|Relatives cross a river to bury their loved one, who died in a flash flood caused by Typhoon Bopha on |
Dec. 6, 2012, in the southern Philippines. (AP Photo/Bullit Marquez).

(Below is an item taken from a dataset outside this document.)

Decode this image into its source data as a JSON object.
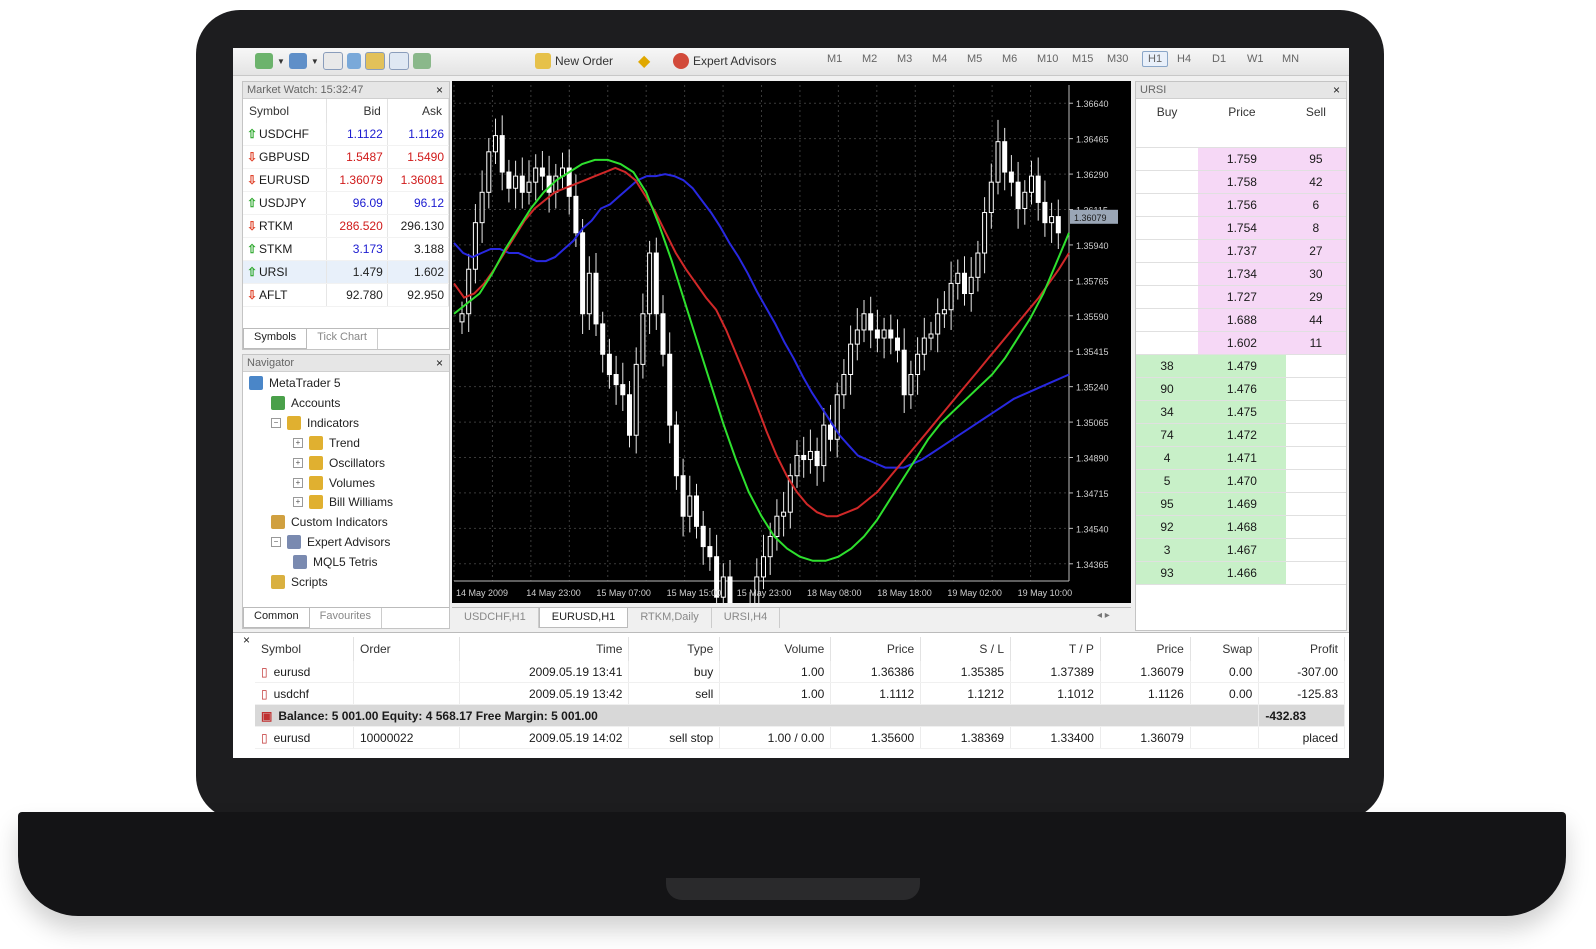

Most of the casualties were killed in the valley surrounded by steep hills and crisscrossed by rivers. Flooding was so widespread here that places people thought were safe, including two emergency shelters, became among the deadliest. Poverty is widespread in the Philippines, and the disaster highlights the risks that some take in living in dangerous areas in the hope of feeding their families. "It's not only an environmental issue, it's also a poverty issue," Environment Secretary Ramon Paje said. "The people would say, `We are better off here. At least we have food to eat or money to buy food, even if it is risky.'" At a government information center in the devastated town, dozens of people waiting for word of missing relatives. Authorities planned to display about 80 newly washed bodies in coffins at a Roman Catholic church, hoping relatives will identify them. On another part of Mindanao last December, 1,200 people died when a powerful storm overflowed rivers. Then and now, raging flash floods, logs and large rocks carried people to their deaths. The Bureau of Mines and Geosciences had issued warnings before the typhoon to people living in flood-prone areas, but in the Compostela Valley, nearly every area is flood-prone. - Huffington Post.
WATCH: Philippines death toll rises over 500.